A nurse becomes a GOSH parent

Patient Ezra with her mum

During Paul O’Grady’s Little Heroes, we’re delving deeper into the stories shared on ITV. Ruth and her son, Ezra, featured in Episode 2. 

Arriving in familiar surroundings 

Ezra arrived at Great Ormond Street Hospital (GOSH) at just 14 weeks old. His mum, Ruth, is a nurse on Kingfisher Ward at the hospital and found herself in familiar surroundings although didn’t expect to return back to GOSH during her maternity leave.  

“Ezra was born a seemingly healthy little boy in January,” says Ruth. “He coughed a bit when I first fed him, but the paediatrician wasn’t overly concerned as often babies born by C section are full of mucus so we were discharged. 

“When this continued for a few days, I began to get more concerned so took Ezra to the GP who put it down to reflux, something very common in new born babies. One night during a coughing episode, Ezra turned blue and it was terrifying. We took him to A&E and we were then transferred to GOSH. 

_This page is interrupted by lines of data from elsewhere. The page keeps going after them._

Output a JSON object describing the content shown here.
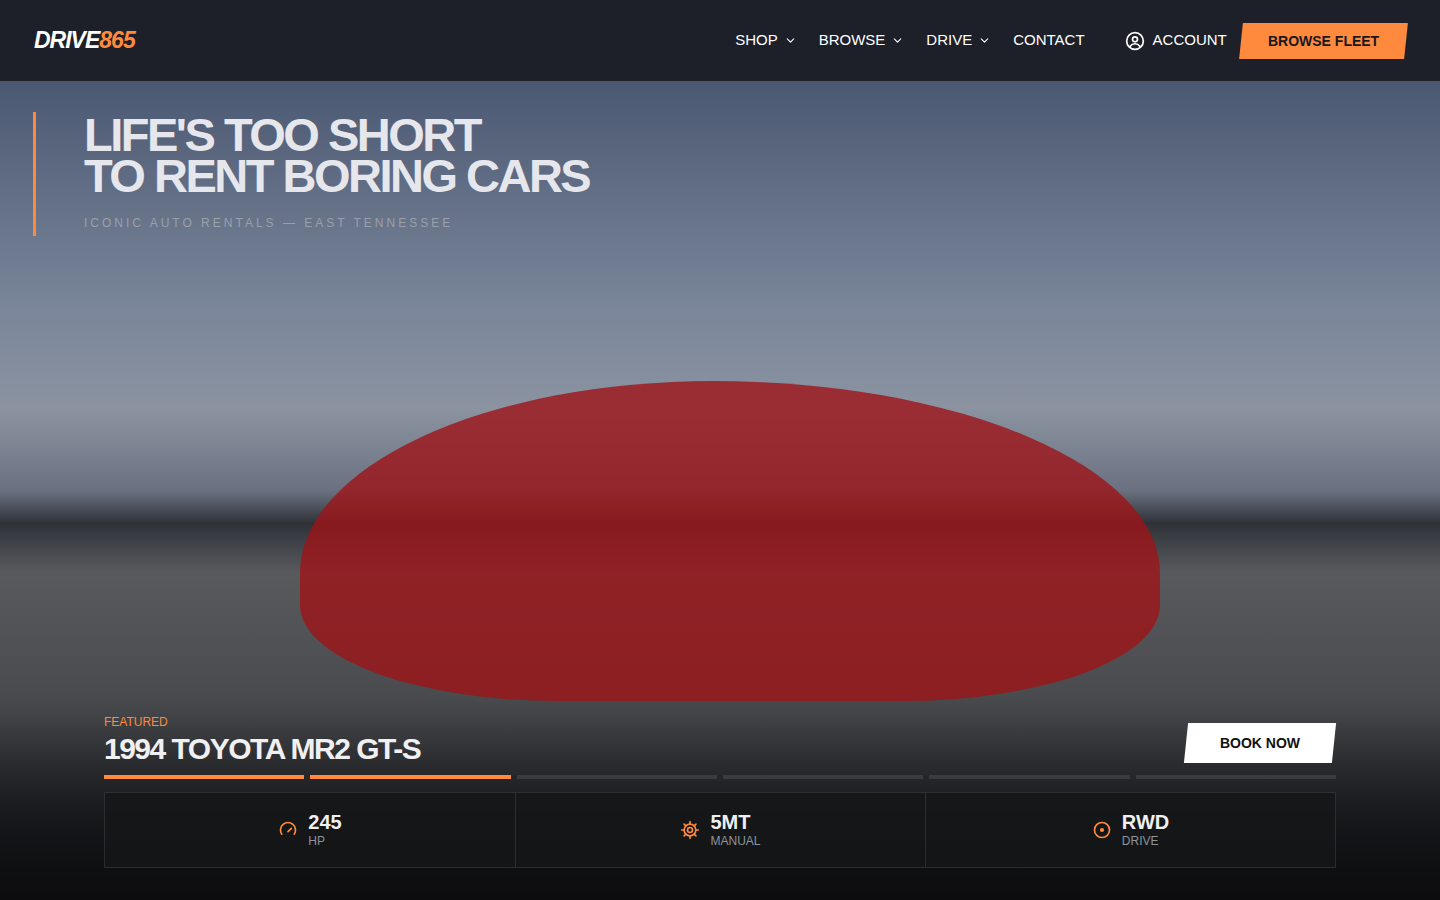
{
  "header": {
    "logo": {
      "primary": "DRIVE",
      "accent": "865"
    },
    "nav": [
      {
        "label": "SHOP",
        "has_menu": true
      },
      {
        "label": "BROWSE",
        "has_menu": true
      },
      {
        "label": "DRIVE",
        "has_menu": true
      },
      {
        "label": "CONTACT",
        "has_menu": false
      }
    ],
    "account": "ACCOUNT",
    "cta": "BROWSE FLEET"
  },
  "hero": {
    "headline": [
      "LIFE'S TOO SHORT",
      "TO RENT BORING CARS"
    ],
    "tagline": "ICONIC AUTO RENTALS — EAST TENNESSEE"
  },
  "featured": {
    "label": "FEATURED",
    "title": "1994 TOYOTA MR2 GT-S",
    "book": "BOOK NOW",
    "slides": [
      {
        "level": 1
      },
      {
        "level": 1
      },
      {
        "level": 0
      },
      {
        "level": 0
      },
      {
        "level": 0
      },
      {
        "level": 0
      }
    ],
    "specs": [
      {
        "value": "245",
        "label": "HP",
        "kind": "gauge"
      },
      {
        "value": "5MT",
        "label": "MANUAL",
        "kind": "gear"
      },
      {
        "value": "RWD",
        "label": "DRIVE",
        "kind": "target"
      }
    ]
  }
}
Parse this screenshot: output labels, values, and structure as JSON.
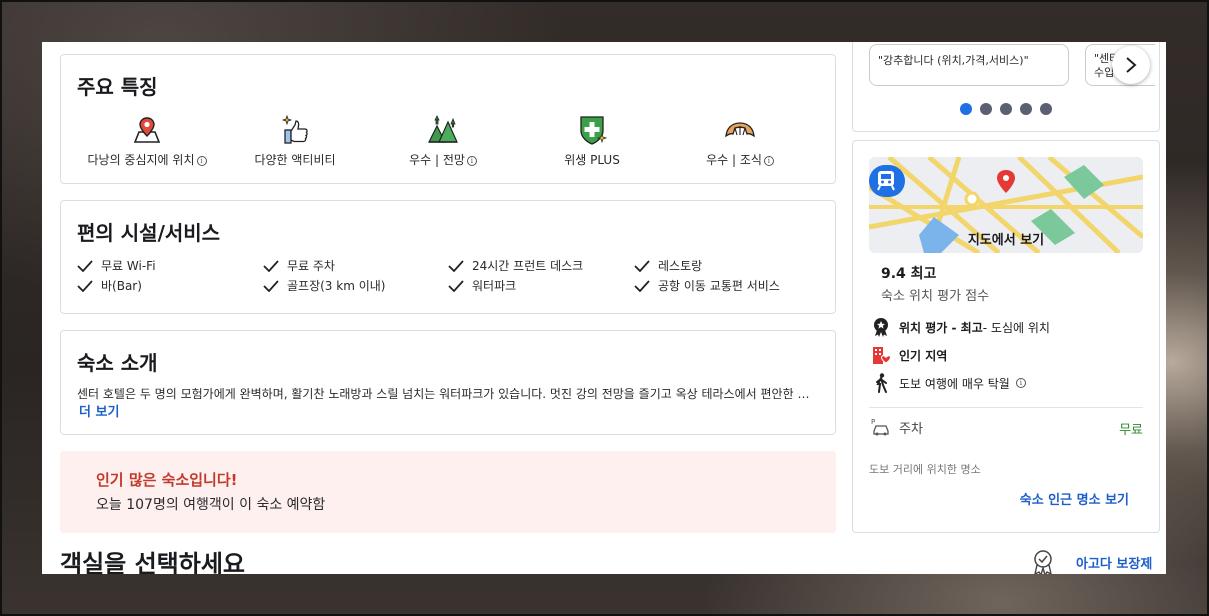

“Ezra was kept in over-night for observation and got transferred to Chameleon Ward at GOSH. It was very surreal to see my own baby being cared for in the hospital I was so used to working in.” 

When a medical staff used a small camera to look at Ezra’s windpipe, they discovered a hole between his wind pipe, and food pipe. This is known as a tracheo-oesophageal fistula or TOF for short, and it is a rare condition that affects approximately one in every 3,500 babies in the UK a year. 

“It was a really scary time for us all because he was so little,” recalls Ruth. “We were told he would need surgery to close the hole so he could feed and breath properly. It meant that he had a feeding tube for the first few months of his life – as a first-time mum, I found this really hard, but the team at GOSH were phenomenal.” 


For Ezra, surgery was the only option to ensure he would remain a healthy baby and avoid chest infections and possible stays in intensive care which are often a result of an untreated TOF. 

Baby in his mother's arms

“After Ezra’s diagnosis, Kate Cross, one of the specialised paediatric surgeons at GOSH, came and explained the surgery to us,” says Ruth. “Kate made us feel at ease from the get go – she explained everything not just in medical terms that I understood because I’m a nurse, but also for my husband Felix to understand. 

“The surgery was a really scary time for us, but I felt confident that Ezra was in very safe hands. Kate phoned us personally when his surgery was complete and then came to see us to go through what the surgery had involved, what we were to expect and what the plan was from then on. Ezra went straight up to Paediatric Intensive Care (PICU). He looked so tiny and vulnerable but the nurses were incredible. 

“Ezra was on PICU for eight days, for six of those he was on life support. Coming off the life support was a lot harder than we expected as he didn’t breathe properly and for a few long hours he was close to being taken back to theatre to see what was going on. 

“Thankfully he picked up and just got stronger. The staff were so supportive – made us go and eat, drink and sleep even when we didn’t want to. We always felt like our baby was in good hands. They didn’t even get annoyed with us calling every 30 minutes to check he was OK!” 

“After those tough few days on PICU, Ezra was transferred to back to Chameleon ward, and once again the staff were incredible. They were so loving, and Ezra charmed them all and loved having cuddles with them all!” 

Ezra now 

Baby playing in a ball pit

“Ezra is doing really well! We are so proud of how he has recovered from his surgery, if anything he is getting a little chunky! We have started on puree as well as breast feeding as per Kate Cross' advice and he loves his food. 

“He missed out on meeting family and friends in his early weeks as he spent so much time in hospital, so he's really enjoying meeting up with cousins, friends and the family without having to be attached to a tube and milk in a bag! 

“When we were in hospital I kept thinking I was going to wake up from a nightmare, but now having him home, having fun in the garden is all our dreams come true. We took him swimming for the first time the other day and he loves it!” 

Inspired by Ruth and Ezra's story and interested in becoming a nurse at GOSH? Read how to join our wonderful nursing team.

And interested in other careers at GOSH? Explore our careers pages.

Little heroes 

Hear from more of our little heroes.